The choice to set up shop in Taiwan over Hong Kong is significant: long the preference for Asian editing desks, Hong Kong’s status as a journalism hub is facing an uncertain future after kicking out its first foreign journalist, Financial Times Asia news editor Victor Mallet.
Deutsche Welle’s decision is also an indication that Taiwan, long overshadowed by its relationship to China, might finally be getting more international recognition.
Foreign media outlets are slowly, but surely, expanding their presence in what is one of Asia’s only liberal democracies.
Cutbacks ‘went too far’
Taiwan’s Ministry of Foreign Affairs told us that six journalists joined its official ranks of registered foreign media in the past year, bringing the total to 88. One notable addition is Kathrin Hille, a Financial Times Greater China correspondent who recently relocated to Taiwan.
Samson Ellis, a foreign journalist with a decade of experience working on Taiwan, says coverage in the past 10 to 15 years had been especially limited as media outlets met industry-wide falling advertising revenues with reporter cutbacks.
“I think the cutbacks in Taiwan went too far,” he says. “People assumed, ‘Oh, Taiwan you can cover it from Hong Kong and China,’ but the discovery has been you can’t — or you can, but you cover it badly.”
The election of President Tsai Ing-wen, who has moved Taiwan away from Beijing, along with 2014’s Sunflower Movement student protests and its status as potentially the first country in Asia to approve same-sex marriage have helped to renew international interest in the country.
“What’s interesting now is you’re finally getting change happening in how the foreign media is talking about Taiwan or taking a less China-centric stance in how they refer to it,” Ellis says.
Still ‘less than a country’
On social media, commentary surrounding Taiwan often focuses on how it contrasts with other parts of the Chinese world, particularly Hong Kong, where many observers note legal and political freedoms are dwindling ahead of the “One Country, Two Systems” principle expiring in 2047.
Many news outlets, however, still decline to refer to Taiwan as a “country” as the United Nations does not recognize it as such and Beijing claims it as a province under the One China policy.
The Economist, censored in China, is one notable exception in English media.
Could more media follow?
Cédric Alviani, the Taipei bureau director for Reporters Without Borders, which chose Taipei as the location for its first Asia bureau last year, said news outlets may find other compelling reasons to shift to Taiwan, for reasons from affordability to political predictability.
It is also relatively easy to register as a media outlet or foreign correspondent in Taiwan, he says. “Some media might not understand things have changed; Taiwan is as competitive as Hong Kong.”
Alviani believes the shift of news outlets to Taiwan from elsewhere in Asia is going to become a “very strong trend”.

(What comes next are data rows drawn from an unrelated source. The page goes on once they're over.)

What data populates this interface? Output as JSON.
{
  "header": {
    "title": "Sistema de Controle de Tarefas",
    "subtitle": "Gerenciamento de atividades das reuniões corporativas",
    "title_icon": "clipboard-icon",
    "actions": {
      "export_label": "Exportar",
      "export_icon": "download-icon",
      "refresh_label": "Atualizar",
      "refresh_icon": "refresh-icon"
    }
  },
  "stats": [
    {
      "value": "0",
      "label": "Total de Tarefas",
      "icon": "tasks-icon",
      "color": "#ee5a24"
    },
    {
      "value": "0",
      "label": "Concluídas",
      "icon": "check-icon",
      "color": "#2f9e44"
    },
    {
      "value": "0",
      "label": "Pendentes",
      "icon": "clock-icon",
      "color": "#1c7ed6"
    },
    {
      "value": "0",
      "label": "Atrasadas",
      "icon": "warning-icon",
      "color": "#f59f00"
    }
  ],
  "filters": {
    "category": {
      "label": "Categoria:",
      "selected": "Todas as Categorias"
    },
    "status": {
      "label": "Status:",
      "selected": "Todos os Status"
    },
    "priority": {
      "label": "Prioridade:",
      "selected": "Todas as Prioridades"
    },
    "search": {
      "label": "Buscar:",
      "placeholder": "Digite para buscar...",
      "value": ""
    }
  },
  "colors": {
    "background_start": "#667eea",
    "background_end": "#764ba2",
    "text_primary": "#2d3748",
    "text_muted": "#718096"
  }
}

You can see even in Hong Kong it is not that easy for international media to do free coverage of the news,” he says. “I wouldn’t be surprised if others will follow."
This post originally appeared on Splice. It was republished on IJNet with permission.